Pat got the Capercaille (rum, Campari, pineapple Cocchi Americano, Cafe Borghetti, and apple acid) while I ordered the Red Sky in the Morning (Japanese whiskey, Cacao Campari, Fernet Branca, mochaccino stout and chili tincture). UNREAL.
7. Stay at Susie's in New Town
Sometimes you find a really quaint Airbnb and you're over the moon. Other times you find a charming Airbnb WITH a gorgeous host who sees after you like a great old friend. Susie is that host! While her flat is not only centrally located, but still in a quiet, residential area, it also has all the comforts of home with added hospitable touches. Everything you forgot to pack or didn't plan to need, she has: hairdryers, converters, umbrellas, little chocolate treats and water on your bedside table, shampoo, conditioner, lotion, etc. The bed was comfy and the big windows made me feel like a Scottish princess! And although it is a 6th floor walk-up, the trek is worth it after the Scottish beers you'll be consuming every night!
8. Live Jazz at the Jazz Bar
Another favorite pastime done while traveling is truly being spontaneous. After we finished our lovely meal at The Devil's Advocate (meaning after we transferred to a table outside on their deck for a bottle of wine - our version of dessert), we were wandering about the cobblestone streets when we stumbled upon The Jazz Bar. Easily persuaded, we couldn't see why we wouldn't want to go down the secretive steps into the underground venue. And it did not disappoint. The bar serves up local craft beers and THE best homemade ginger beer I've had the pleasure of tasting (with any sort of spirit to be added if you'd like!).
9. Scottish craft beers/whiskies
Scotland has a plethora of great locally made beer, from ciders to ales to intense dark stouts. I love them all. I wanted to try them all. But I only had 48 hours so I believe I tried about 6. Go forth and prosper, hoppily.
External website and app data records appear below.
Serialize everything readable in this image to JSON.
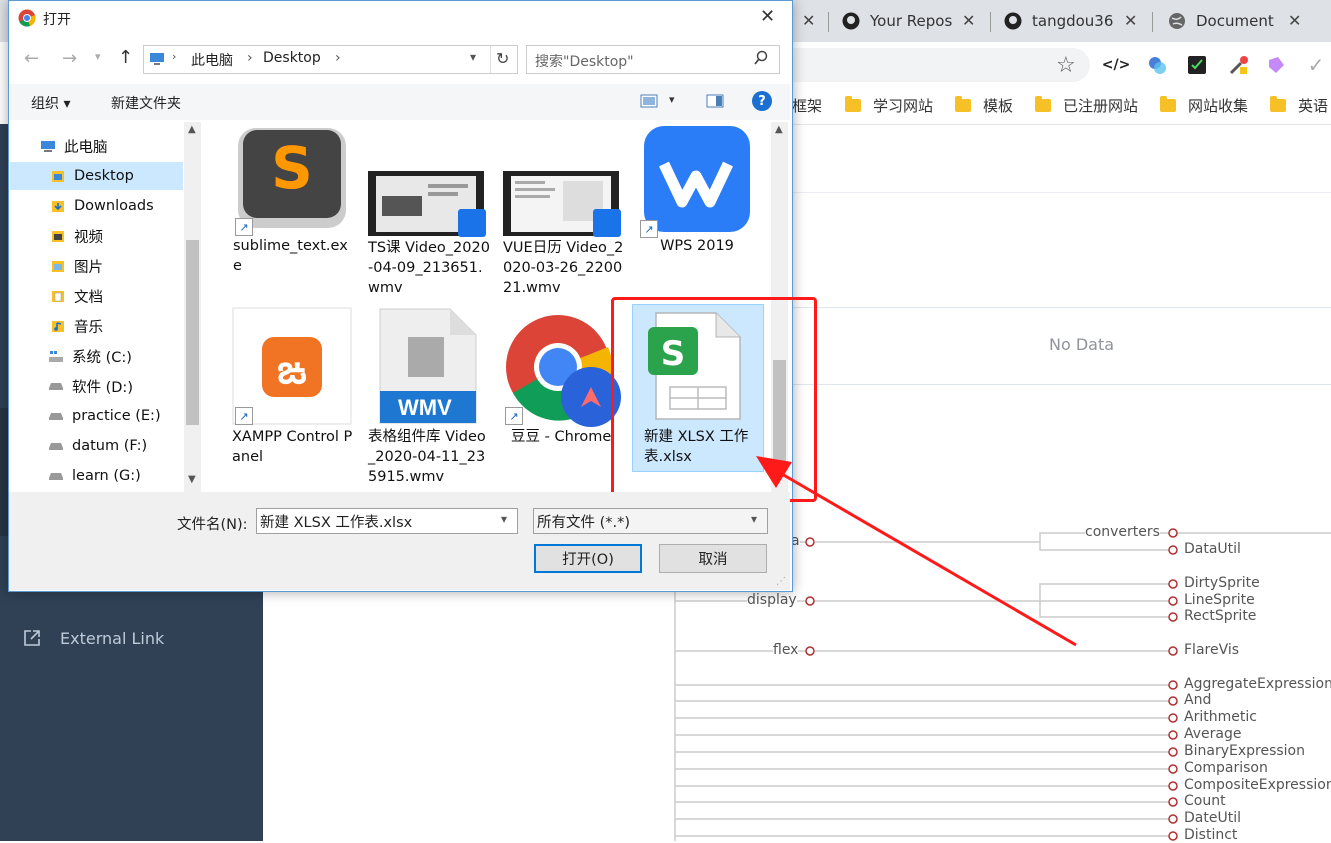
{
  "browser": {
    "tabs": [
      {
        "title": "Your Repos"
      },
      {
        "title": "tangdou36"
      },
      {
        "title": "Document"
      }
    ],
    "close_glyph": "✕",
    "star_icon": "☆",
    "bookmarks": [
      {
        "label": "框架"
      },
      {
        "label": "学习网站"
      },
      {
        "label": "模板"
      },
      {
        "label": "已注册网站"
      },
      {
        "label": "网站收集"
      },
      {
        "label": "英语"
      }
    ]
  },
  "page": {
    "sidebar": {
      "external_link": "External Link"
    },
    "no_data": "No Data",
    "tree": {
      "left_nodes": [
        "a",
        "display",
        "flex"
      ],
      "right_top": [
        "converters",
        "DataUtil"
      ],
      "display_children": [
        "DirtySprite",
        "LineSprite",
        "RectSprite"
      ],
      "flex_children": [
        "FlareVis"
      ],
      "query_children": [
        "AggregateExpression",
        "And",
        "Arithmetic",
        "Average",
        "BinaryExpression",
        "Comparison",
        "CompositeExpression",
        "Count",
        "DateUtil",
        "Distinct"
      ]
    }
  },
  "dialog": {
    "title": "打开",
    "path": [
      "此电脑",
      "Desktop"
    ],
    "search_placeholder": "搜索\"Desktop\"",
    "toolbar": {
      "organize": "组织 ▾",
      "new_folder": "新建文件夹",
      "help": "?"
    },
    "nav": [
      {
        "label": "此电脑",
        "icon": "computer-icon"
      },
      {
        "label": "Desktop",
        "icon": "desktop-folder-icon"
      },
      {
        "label": "Downloads",
        "icon": "downloads-icon"
      },
      {
        "label": "视频",
        "icon": "videos-icon"
      },
      {
        "label": "图片",
        "icon": "pictures-icon"
      },
      {
        "label": "文档",
        "icon": "documents-icon"
      },
      {
        "label": "音乐",
        "icon": "music-icon"
      },
      {
        "label": "系统 (C:)",
        "icon": "drive-icon"
      },
      {
        "label": "软件 (D:)",
        "icon": "drive-icon"
      },
      {
        "label": "practice (E:)",
        "icon": "drive-icon"
      },
      {
        "label": "datum (F:)",
        "icon": "drive-icon"
      },
      {
        "label": "learn (G:)",
        "icon": "drive-icon"
      }
    ],
    "files": [
      {
        "name": "sublime_text.exe"
      },
      {
        "name": "TS课 Video_2020-04-09_213651.wmv"
      },
      {
        "name": "VUE日历 Video_2020-03-26_220021.wmv"
      },
      {
        "name": "WPS 2019"
      },
      {
        "name": "XAMPP Control Panel"
      },
      {
        "name": "表格组件库 Video_2020-04-11_235915.wmv"
      },
      {
        "name": "豆豆 - Chrome"
      },
      {
        "name": "新建 XLSX 工作表.xlsx"
      }
    ],
    "wmv_badge": "WMV",
    "filename_label": "文件名(N):",
    "filename_value": "新建 XLSX 工作表.xlsx",
    "filetype_value": "所有文件 (*.*)",
    "open_button": "打开(O)",
    "cancel_button": "取消"
  },
  "colors": {
    "annotation_red": "#ff1a1a",
    "selection": "#cce8ff",
    "sidebar": "#304156"
  }
}
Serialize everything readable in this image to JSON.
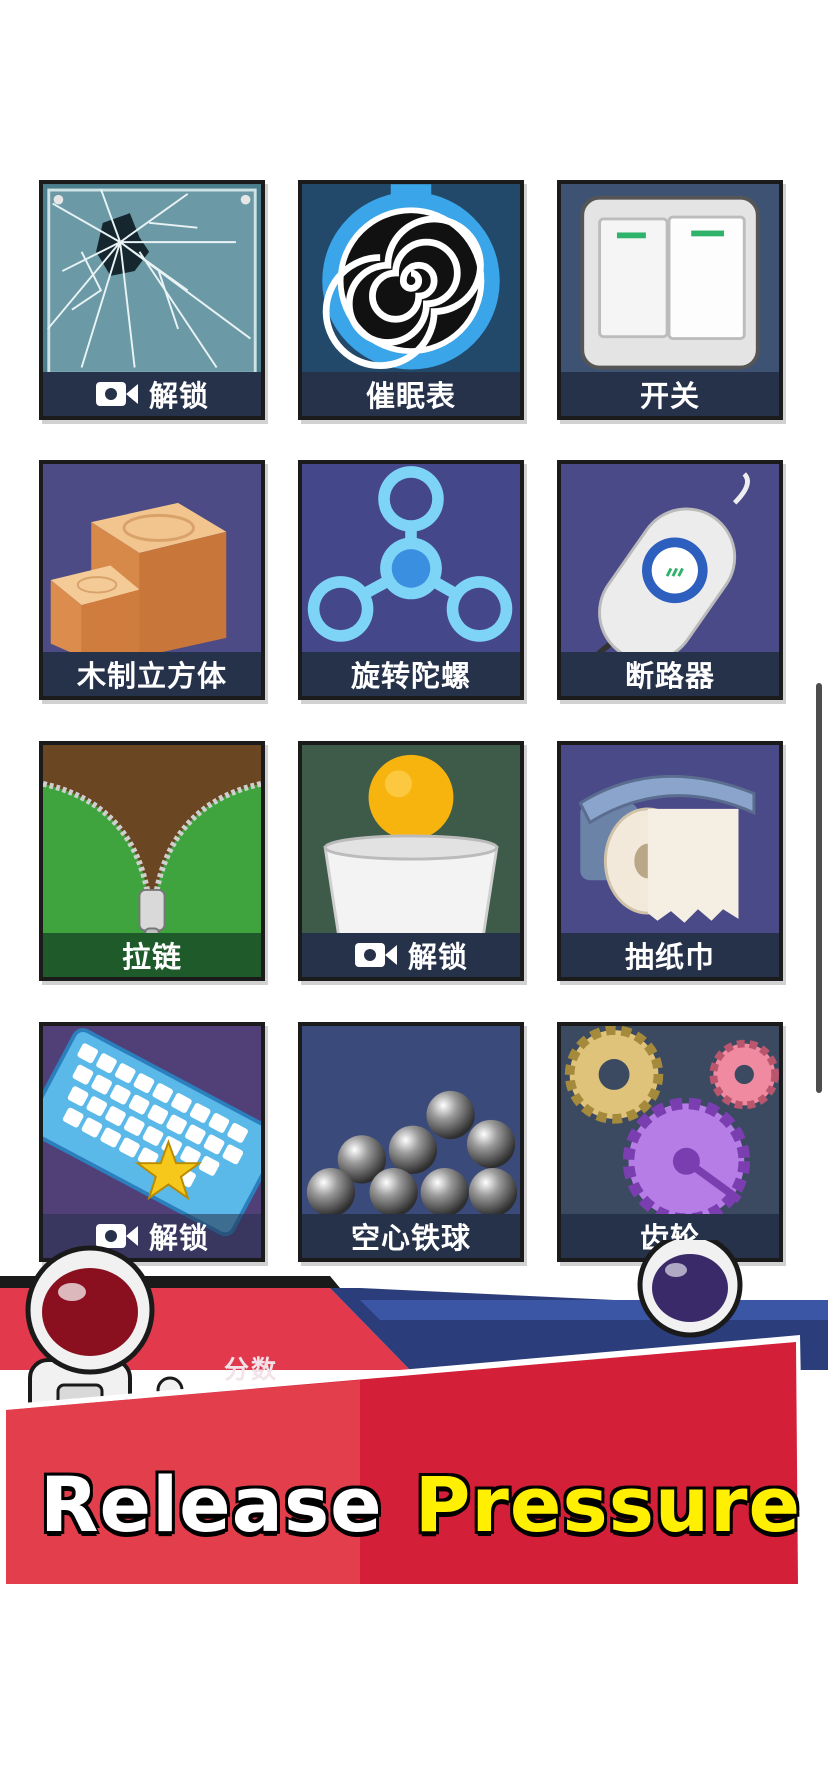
{
  "tiles": [
    {
      "label": "解锁",
      "locked": true,
      "art": "broken-glass"
    },
    {
      "label": "催眠表",
      "locked": false,
      "art": "hypnosis-watch"
    },
    {
      "label": "开关",
      "locked": false,
      "art": "light-switch"
    },
    {
      "label": "木制立方体",
      "locked": false,
      "art": "wood-cubes"
    },
    {
      "label": "旋转陀螺",
      "locked": false,
      "art": "fidget-spinner"
    },
    {
      "label": "断路器",
      "locked": false,
      "art": "breaker"
    },
    {
      "label": "拉链",
      "locked": false,
      "art": "zipper"
    },
    {
      "label": "解锁",
      "locked": true,
      "art": "ping-pong-cup"
    },
    {
      "label": "抽纸巾",
      "locked": false,
      "art": "toilet-paper"
    },
    {
      "label": "解锁",
      "locked": true,
      "art": "keyboard"
    },
    {
      "label": "空心铁球",
      "locked": false,
      "art": "steel-balls"
    },
    {
      "label": "齿轮",
      "locked": false,
      "art": "gears"
    }
  ],
  "banner": {
    "score_label": "分数",
    "title_white": "Release",
    "title_yellow": "Pressure"
  },
  "colors": {
    "tile_border": "#1b1b1b",
    "label_bar": "#26314a",
    "banner_red": "#d31f37",
    "title_yellow": "#ffef00"
  }
}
P.S. Dishoom is now located in Edinburgh in St. Andrew Square.
Known for their procured attention to detail, this Bombay-inspired Indian restaurant is delightfully delicious and easy to share. We split the Sali Boti, "a first-rate Parsi classic, tender lamb is braised in a rich and flavoursome gravy then finished with crunchy sali crisp-chips. Served with buttered roomali roti", and the Black House Daal, "A Dishoom signature dish - dark, rich, deeply flavoured. It is prepared over 24 hours for extra harmony". They were both intensely flavorful and definitely satisfying. I'd also recommend the vegetable samosas (served with their three sauces - chili, coriander and a sweet date and tamarind) as well as the Bhang Lassi (Traditional Holi drink, but with fresh shredded mint in place of happy-go-lucky hemp. Ginger, grenadine, candied fennel sprinkles and almond syrup and yoghurt. Can be served with or without rum, and was just as lovely sans-spirits).